What the exercise asks:
The word "subject" marks the lines you need; copy each of them from the data.
____ Data shown
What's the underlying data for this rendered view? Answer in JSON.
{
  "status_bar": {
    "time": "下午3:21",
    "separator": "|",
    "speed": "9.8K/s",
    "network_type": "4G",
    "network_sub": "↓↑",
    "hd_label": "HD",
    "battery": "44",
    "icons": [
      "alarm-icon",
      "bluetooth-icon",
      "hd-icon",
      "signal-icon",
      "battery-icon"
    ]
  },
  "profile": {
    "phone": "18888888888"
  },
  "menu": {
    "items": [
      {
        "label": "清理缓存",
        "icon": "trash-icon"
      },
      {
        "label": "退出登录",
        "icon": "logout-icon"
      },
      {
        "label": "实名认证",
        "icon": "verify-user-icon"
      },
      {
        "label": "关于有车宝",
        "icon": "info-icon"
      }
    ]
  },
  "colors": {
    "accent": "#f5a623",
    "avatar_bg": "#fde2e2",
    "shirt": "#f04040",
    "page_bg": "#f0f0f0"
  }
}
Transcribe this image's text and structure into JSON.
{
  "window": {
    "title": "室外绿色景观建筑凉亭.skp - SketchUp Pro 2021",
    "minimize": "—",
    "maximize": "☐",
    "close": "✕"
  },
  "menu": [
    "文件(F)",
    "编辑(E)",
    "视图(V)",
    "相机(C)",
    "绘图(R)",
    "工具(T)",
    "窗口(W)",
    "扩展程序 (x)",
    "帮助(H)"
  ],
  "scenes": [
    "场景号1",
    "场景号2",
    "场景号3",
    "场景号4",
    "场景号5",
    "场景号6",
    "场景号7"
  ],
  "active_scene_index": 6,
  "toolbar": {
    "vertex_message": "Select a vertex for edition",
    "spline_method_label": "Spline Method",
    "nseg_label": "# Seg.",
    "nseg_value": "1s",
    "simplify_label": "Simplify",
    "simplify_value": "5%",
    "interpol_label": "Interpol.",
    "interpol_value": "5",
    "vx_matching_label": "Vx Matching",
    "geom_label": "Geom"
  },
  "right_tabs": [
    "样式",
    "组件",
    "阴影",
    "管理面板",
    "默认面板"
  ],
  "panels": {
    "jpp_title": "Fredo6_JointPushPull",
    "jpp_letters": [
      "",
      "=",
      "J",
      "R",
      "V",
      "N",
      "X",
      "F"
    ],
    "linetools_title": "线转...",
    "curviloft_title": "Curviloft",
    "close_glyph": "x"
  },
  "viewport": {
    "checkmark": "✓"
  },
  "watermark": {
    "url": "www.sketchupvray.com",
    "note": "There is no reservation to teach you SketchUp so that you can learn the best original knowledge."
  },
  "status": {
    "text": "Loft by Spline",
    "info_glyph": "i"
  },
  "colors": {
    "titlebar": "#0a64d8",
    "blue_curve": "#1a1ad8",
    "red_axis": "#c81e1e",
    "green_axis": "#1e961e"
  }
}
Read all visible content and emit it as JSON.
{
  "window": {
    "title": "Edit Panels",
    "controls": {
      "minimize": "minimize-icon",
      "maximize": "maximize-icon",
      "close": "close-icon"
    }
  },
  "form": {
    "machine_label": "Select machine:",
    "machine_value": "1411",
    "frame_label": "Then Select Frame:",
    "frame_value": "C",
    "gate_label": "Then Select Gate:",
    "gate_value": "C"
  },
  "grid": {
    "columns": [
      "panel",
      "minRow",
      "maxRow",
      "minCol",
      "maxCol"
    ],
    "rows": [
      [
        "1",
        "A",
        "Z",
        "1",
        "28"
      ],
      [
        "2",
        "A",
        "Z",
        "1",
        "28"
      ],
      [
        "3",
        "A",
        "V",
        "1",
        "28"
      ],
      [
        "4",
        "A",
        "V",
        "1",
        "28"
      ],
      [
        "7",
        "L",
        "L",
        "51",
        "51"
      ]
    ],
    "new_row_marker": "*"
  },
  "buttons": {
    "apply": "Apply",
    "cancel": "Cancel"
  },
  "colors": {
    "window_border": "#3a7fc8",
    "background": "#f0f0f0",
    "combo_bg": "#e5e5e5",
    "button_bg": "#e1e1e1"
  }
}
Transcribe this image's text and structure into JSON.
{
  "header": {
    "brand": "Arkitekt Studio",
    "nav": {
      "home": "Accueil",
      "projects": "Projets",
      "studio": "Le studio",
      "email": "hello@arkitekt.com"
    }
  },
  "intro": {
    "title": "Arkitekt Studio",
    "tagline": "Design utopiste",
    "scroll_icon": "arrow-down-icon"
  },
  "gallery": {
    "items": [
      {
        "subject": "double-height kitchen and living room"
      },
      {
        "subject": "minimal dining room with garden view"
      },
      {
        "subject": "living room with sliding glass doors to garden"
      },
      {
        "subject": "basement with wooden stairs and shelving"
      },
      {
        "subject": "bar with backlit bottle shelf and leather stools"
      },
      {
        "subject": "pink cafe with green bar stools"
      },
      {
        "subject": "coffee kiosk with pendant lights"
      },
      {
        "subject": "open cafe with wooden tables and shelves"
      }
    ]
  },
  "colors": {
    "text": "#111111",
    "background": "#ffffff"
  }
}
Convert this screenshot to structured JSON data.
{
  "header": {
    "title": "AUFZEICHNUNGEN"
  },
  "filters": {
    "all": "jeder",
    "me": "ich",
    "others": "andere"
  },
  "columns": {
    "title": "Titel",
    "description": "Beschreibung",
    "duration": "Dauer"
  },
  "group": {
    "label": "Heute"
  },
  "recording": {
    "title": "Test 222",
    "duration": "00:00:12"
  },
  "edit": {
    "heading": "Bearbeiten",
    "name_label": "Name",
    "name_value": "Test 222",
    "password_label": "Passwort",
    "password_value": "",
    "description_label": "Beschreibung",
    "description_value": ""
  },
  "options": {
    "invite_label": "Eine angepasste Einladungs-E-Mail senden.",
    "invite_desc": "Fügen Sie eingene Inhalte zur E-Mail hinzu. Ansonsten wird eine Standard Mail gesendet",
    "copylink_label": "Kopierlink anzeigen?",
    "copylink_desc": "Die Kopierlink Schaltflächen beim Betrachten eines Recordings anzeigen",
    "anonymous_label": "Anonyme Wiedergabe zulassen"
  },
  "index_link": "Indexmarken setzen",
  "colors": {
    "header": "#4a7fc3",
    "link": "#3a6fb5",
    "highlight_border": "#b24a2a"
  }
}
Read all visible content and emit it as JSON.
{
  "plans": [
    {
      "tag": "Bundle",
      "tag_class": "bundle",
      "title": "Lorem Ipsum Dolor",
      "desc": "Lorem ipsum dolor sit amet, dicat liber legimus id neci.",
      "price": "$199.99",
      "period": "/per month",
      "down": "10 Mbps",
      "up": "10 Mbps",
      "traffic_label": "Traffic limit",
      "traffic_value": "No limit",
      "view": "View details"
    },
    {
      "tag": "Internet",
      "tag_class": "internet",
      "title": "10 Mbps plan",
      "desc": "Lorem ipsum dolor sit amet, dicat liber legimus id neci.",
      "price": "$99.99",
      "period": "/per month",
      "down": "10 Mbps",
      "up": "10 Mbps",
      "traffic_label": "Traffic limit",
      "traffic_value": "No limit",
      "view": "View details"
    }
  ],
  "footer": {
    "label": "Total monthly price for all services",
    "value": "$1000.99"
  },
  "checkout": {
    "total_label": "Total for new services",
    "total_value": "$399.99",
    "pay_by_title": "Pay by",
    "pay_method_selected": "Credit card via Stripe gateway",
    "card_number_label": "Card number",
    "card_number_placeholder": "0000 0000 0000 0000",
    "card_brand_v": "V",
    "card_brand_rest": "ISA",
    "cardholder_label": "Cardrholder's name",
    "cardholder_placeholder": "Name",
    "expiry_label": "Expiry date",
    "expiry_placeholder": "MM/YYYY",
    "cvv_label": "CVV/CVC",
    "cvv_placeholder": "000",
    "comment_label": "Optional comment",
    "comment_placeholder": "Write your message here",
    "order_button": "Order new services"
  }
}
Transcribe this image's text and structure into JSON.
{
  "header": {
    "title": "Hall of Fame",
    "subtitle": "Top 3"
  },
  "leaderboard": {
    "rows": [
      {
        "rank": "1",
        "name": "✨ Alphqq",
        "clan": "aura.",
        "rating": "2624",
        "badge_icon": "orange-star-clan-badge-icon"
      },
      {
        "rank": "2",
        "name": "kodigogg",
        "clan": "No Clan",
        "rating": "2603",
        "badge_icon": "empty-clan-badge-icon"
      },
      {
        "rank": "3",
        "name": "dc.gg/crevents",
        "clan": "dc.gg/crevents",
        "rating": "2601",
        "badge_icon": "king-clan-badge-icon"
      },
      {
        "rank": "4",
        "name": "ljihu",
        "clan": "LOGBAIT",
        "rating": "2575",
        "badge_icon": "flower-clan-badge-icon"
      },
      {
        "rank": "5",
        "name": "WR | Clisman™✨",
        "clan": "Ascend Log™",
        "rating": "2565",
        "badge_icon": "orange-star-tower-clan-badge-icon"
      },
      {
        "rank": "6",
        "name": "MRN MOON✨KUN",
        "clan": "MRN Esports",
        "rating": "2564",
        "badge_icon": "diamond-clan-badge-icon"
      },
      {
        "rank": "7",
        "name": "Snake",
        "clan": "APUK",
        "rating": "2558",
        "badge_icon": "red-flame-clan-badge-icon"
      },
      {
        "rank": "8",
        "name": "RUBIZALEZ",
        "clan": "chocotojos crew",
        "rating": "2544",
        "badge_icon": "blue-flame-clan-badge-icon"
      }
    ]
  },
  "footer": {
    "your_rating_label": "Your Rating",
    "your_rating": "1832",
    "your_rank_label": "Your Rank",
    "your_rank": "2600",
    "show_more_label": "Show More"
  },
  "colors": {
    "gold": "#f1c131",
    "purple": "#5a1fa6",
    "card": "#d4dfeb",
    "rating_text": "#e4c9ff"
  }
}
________
Answer area:
        "subject": "double-height kitchen and living room"
        "subject": "minimal dining room with garden view"
        "subject": "living room with sliding glass doors to garden"
        "subject": "basement with wooden stairs and shelving"
        "subject": "bar with backlit bottle shelf and leather stools"
        "subject": "pink cafe with green bar stools"
        "subject": "coffee kiosk with pendant lights"
        "subject": "open cafe with wooden tables and shelves"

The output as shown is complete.